2004-Jul-25, 10:52 AM
Thanks Antoniseb,

The previous post was me btw, so if I understand correctly there is a young starforming galaxy, redshifted to blue, seen by lensing of a red galaxy (the orange one with the smaller companion, I guess) as an arc. Does it mean that we see the blue arc through the red galaxy, or is the blue image in front of the red galaxy?

Cheers.

antoniseb
2004-Jul-25, 01:27 PM
Originally posted by VanderL@Jul 25 2004, 10:52 AM
Does it mean that we see the blue arc through the red galaxy, or is the blue image in front of the red galaxy?
We see the blue arc through the red galaxy. Note that the orange-red galaxy [bluish if it wasn't red-shifted] is an elliptical galaxy, and so it doesn't have much dust or molecular cloud to interfere with the image of the blue galaxy behind it. I'm guessing that the blue arc is probably an edge-on view of a young spiral galaxy.

Tyndall
2004-Jul-27, 02:00 AM
Originally posted by fraser@Jul 22 2004, 05:36 PM
including a yellow spiral stretched by a galactic collision
Now wait a moment. I'm no physicist but... if the Universe came from a single point in space and exploded outwards, ie: the "Big Bang" theory, how can two galaxies possibly collide? In fact, if the Universe is truly expanding as we think, how can two different gravity wells (massive objects such as galaxies & black holes) ever come into contact at all?
Is it because some objects are moving faster than others from the central point & "catching up"? If so, how did they get "left behind" & then accellerated? Does this mean that the Universe is expanding faster in some areas than others? Or am I completely off track?

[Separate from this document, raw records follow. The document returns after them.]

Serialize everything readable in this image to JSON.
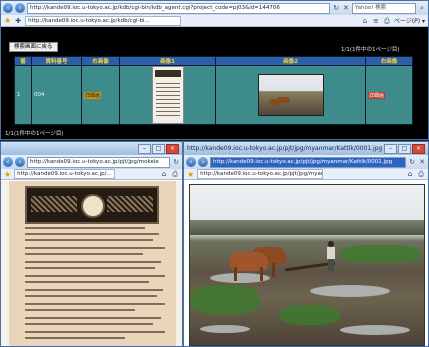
{
  "main_window": {
    "url": "http://kande09.ioc.u-tokyo.ac.jp/kdb/cgi-bin/kdb_agent.cgi?project_code=pj03&id=144706",
    "tab": "http://kande09.ioc.u-tokyo.ac.jp/kdb/cgi-bi...",
    "search_placeholder": "Yahoo! 検索",
    "page_menu": "ページ(P) ▾",
    "back_button": "検索画面に戻る",
    "page_info_top": "1/1(1件中の1ページ目)",
    "page_info_bottom": "1/1(1件中の1ページ目)",
    "table": {
      "headers": [
        "番",
        "資料番号",
        "右画像",
        "画像1",
        "画像2",
        "右画像"
      ],
      "row": {
        "num": "1",
        "id": "004",
        "tag_left": "詳細画",
        "tag_right": "詳細画"
      }
    }
  },
  "doc_window": {
    "url": "http://kande09.ioc.u-tokyo.ac.jp/pjt/jpg/mokele",
    "tab": "http://kande09.ioc.u-tokyo.ac.jp/..."
  },
  "photo_window": {
    "title": "http://kande09.ioc.u-tokyo.ac.jp/pjt/jpg/myanmar/Kattlk/0001.jpg - Windows Internet Explorer",
    "url": "http://kande09.ioc.u-tokyo.ac.jp/pjt/jpg/myanmar/Kattlk/0001.jpg",
    "tab": "http://kande09.ioc.u-tokyo.ac.jp/pjt/jpg/myan..."
  },
  "colors": {
    "table_header": "#2c5fa8",
    "table_cell": "#3d8b8b",
    "header_text": "#f5d23a"
  },
  "icons": [
    "back-arrow-icon",
    "forward-arrow-icon",
    "refresh-icon",
    "stop-icon",
    "favorites-star-icon",
    "home-icon",
    "print-icon"
  ]
}
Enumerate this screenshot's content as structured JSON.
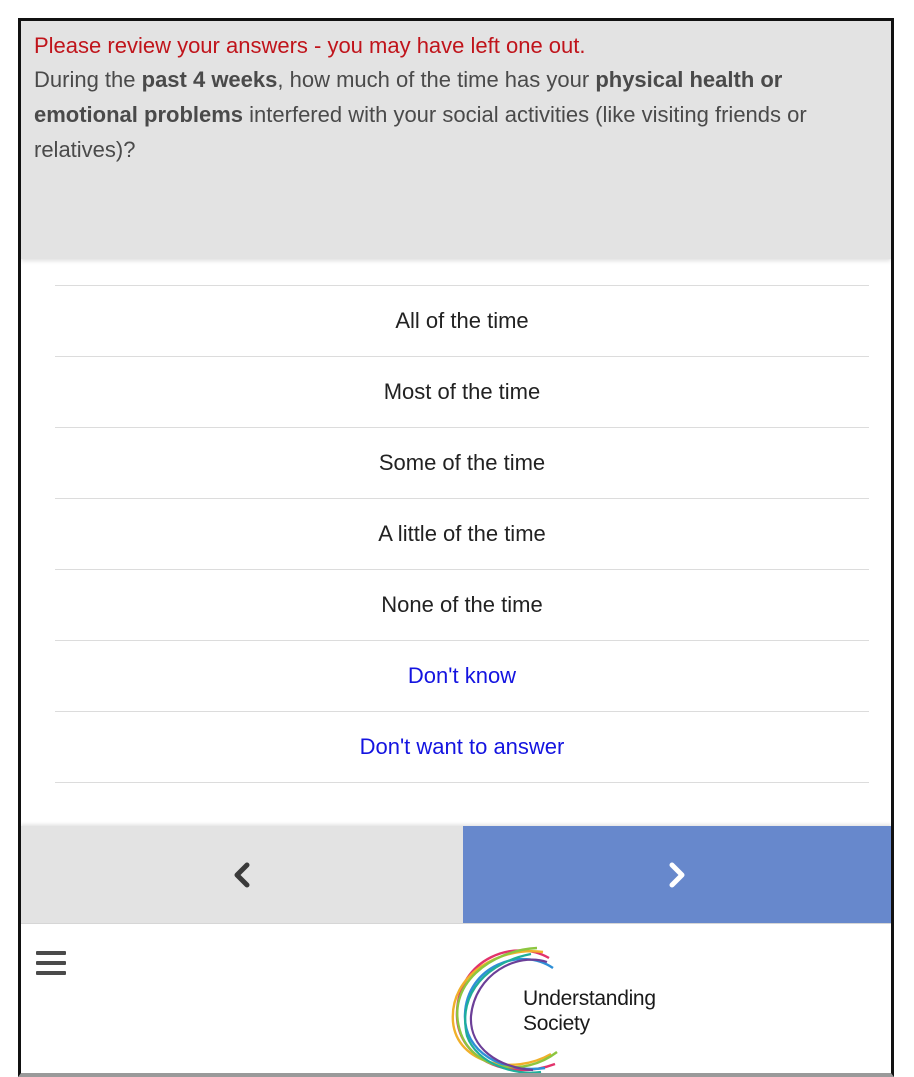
{
  "question": {
    "warning": "Please review your answers - you may have left one out.",
    "text_parts": [
      {
        "text": "During the ",
        "bold": false
      },
      {
        "text": "past 4 weeks",
        "bold": true
      },
      {
        "text": ", how much of the time has your ",
        "bold": false
      },
      {
        "text": "physical health or emotional problems",
        "bold": true
      },
      {
        "text": " interfered with your social activities (like visiting friends or relatives)?",
        "bold": false
      }
    ]
  },
  "options": [
    {
      "label": "All of the time",
      "special": false
    },
    {
      "label": "Most of the time",
      "special": false
    },
    {
      "label": "Some of the time",
      "special": false
    },
    {
      "label": "A little of the time",
      "special": false
    },
    {
      "label": "None of the time",
      "special": false
    },
    {
      "label": "Don't know",
      "special": true
    },
    {
      "label": "Don't want to answer",
      "special": true
    }
  ],
  "nav": {
    "prev_icon": "chevron-left-icon",
    "next_icon": "chevron-right-icon"
  },
  "footer": {
    "menu_icon": "hamburger-menu-icon",
    "logo": {
      "line1": "Understanding",
      "line2": "Society"
    }
  },
  "colors": {
    "warning": "#c0141b",
    "panel_bg": "#e3e3e3",
    "next_button": "#6788cc",
    "special_option": "#1414e0"
  }
}
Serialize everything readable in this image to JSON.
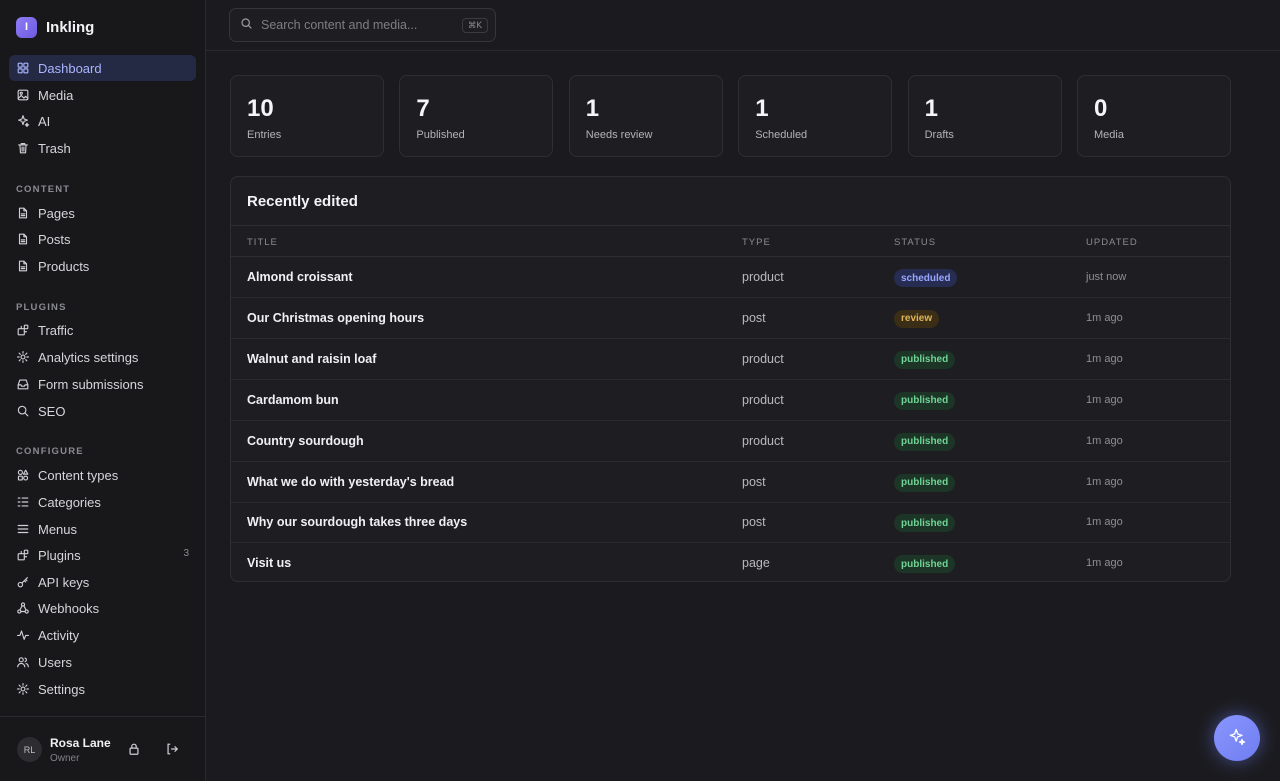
{
  "app": {
    "name": "Inkling",
    "logo_letter": "I"
  },
  "nav_main": [
    {
      "label": "Dashboard",
      "icon": "grid-icon",
      "active": true
    },
    {
      "label": "Media",
      "icon": "image-icon"
    },
    {
      "label": "AI",
      "icon": "sparkles-icon"
    },
    {
      "label": "Trash",
      "icon": "trash-icon"
    }
  ],
  "sections": {
    "content": "CONTENT",
    "plugins": "PLUGINS",
    "configure": "CONFIGURE"
  },
  "nav_content": [
    {
      "label": "Pages",
      "icon": "file-icon"
    },
    {
      "label": "Posts",
      "icon": "file-icon"
    },
    {
      "label": "Products",
      "icon": "file-icon"
    }
  ],
  "nav_plugins": [
    {
      "label": "Traffic",
      "icon": "puzzle-icon"
    },
    {
      "label": "Analytics settings",
      "icon": "gear-icon"
    },
    {
      "label": "Form submissions",
      "icon": "inbox-icon"
    },
    {
      "label": "SEO",
      "icon": "search-icon"
    }
  ],
  "nav_configure": [
    {
      "label": "Content types",
      "icon": "shapes-icon"
    },
    {
      "label": "Categories",
      "icon": "list-tree-icon"
    },
    {
      "label": "Menus",
      "icon": "menu-icon"
    },
    {
      "label": "Plugins",
      "icon": "puzzle-icon",
      "badge": "3"
    },
    {
      "label": "API keys",
      "icon": "key-icon"
    },
    {
      "label": "Webhooks",
      "icon": "webhook-icon"
    },
    {
      "label": "Activity",
      "icon": "activity-icon"
    },
    {
      "label": "Users",
      "icon": "users-icon"
    },
    {
      "label": "Settings",
      "icon": "gear-icon"
    }
  ],
  "user": {
    "initials": "RL",
    "name": "Rosa Lane",
    "role": "Owner"
  },
  "search": {
    "placeholder": "Search content and media...",
    "shortcut": "⌘K"
  },
  "stats": [
    {
      "value": "10",
      "label": "Entries"
    },
    {
      "value": "7",
      "label": "Published"
    },
    {
      "value": "1",
      "label": "Needs review"
    },
    {
      "value": "1",
      "label": "Scheduled"
    },
    {
      "value": "1",
      "label": "Drafts"
    },
    {
      "value": "0",
      "label": "Media"
    }
  ],
  "recent": {
    "title": "Recently edited",
    "columns": {
      "title": "TITLE",
      "type": "TYPE",
      "status": "STATUS",
      "updated": "UPDATED"
    },
    "rows": [
      {
        "title": "Almond croissant",
        "type": "product",
        "status": "scheduled",
        "updated": "just now"
      },
      {
        "title": "Our Christmas opening hours",
        "type": "post",
        "status": "review",
        "updated": "1m ago"
      },
      {
        "title": "Walnut and raisin loaf",
        "type": "product",
        "status": "published",
        "updated": "1m ago"
      },
      {
        "title": "Cardamom bun",
        "type": "product",
        "status": "published",
        "updated": "1m ago"
      },
      {
        "title": "Country sourdough",
        "type": "product",
        "status": "published",
        "updated": "1m ago"
      },
      {
        "title": "What we do with yesterday's bread",
        "type": "post",
        "status": "published",
        "updated": "1m ago"
      },
      {
        "title": "Why our sourdough takes three days",
        "type": "post",
        "status": "published",
        "updated": "1m ago"
      },
      {
        "title": "Visit us",
        "type": "page",
        "status": "published",
        "updated": "1m ago"
      }
    ]
  },
  "status_colors": {
    "scheduled": {
      "bg": "#262c52",
      "fg": "#9aa6ff"
    },
    "review": {
      "bg": "#3a2e16",
      "fg": "#e2b458"
    },
    "published": {
      "bg": "#1c3526",
      "fg": "#6fd495"
    }
  },
  "colors": {
    "accent": "#a9b4ff",
    "active_bg": "#252a44"
  },
  "fab": {
    "icon": "sparkles-icon"
  }
}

antoniseb
2004-Jul-27, 10:44 AM
Originally posted by Tyndall@Jul 27 2004, 02:00 AM
if the Universe is truly expanding as we think, how can two different gravity wells (massive objects such as galaxies & black holes) ever come into contact at all?
Hi Tyndall, welcome to the forum.

There are at least two factors that permit galaxies to collide:
1. The expansion of the universe is on a scale in which the self gravity of the members of a cluster of galaxies is greater than the local expansion. Clusters of galaxies have not been observed to collide with other clusters.
2. When the plasma of the big bang cooled to a transparent gas 380,000 years after the big bang, it did soslightly unevenly, so that some areas were getting photon pressure, while others were not, causing the relative movement of material beyond mere expansion.

VanderL
2004-Jul-27, 12:22 PM
Still, I think it is a fact that colliding galaxies were once regarded as rare events, while today we even think our galaxies are made up of building blocks that would by necessity have collided.

Cheers.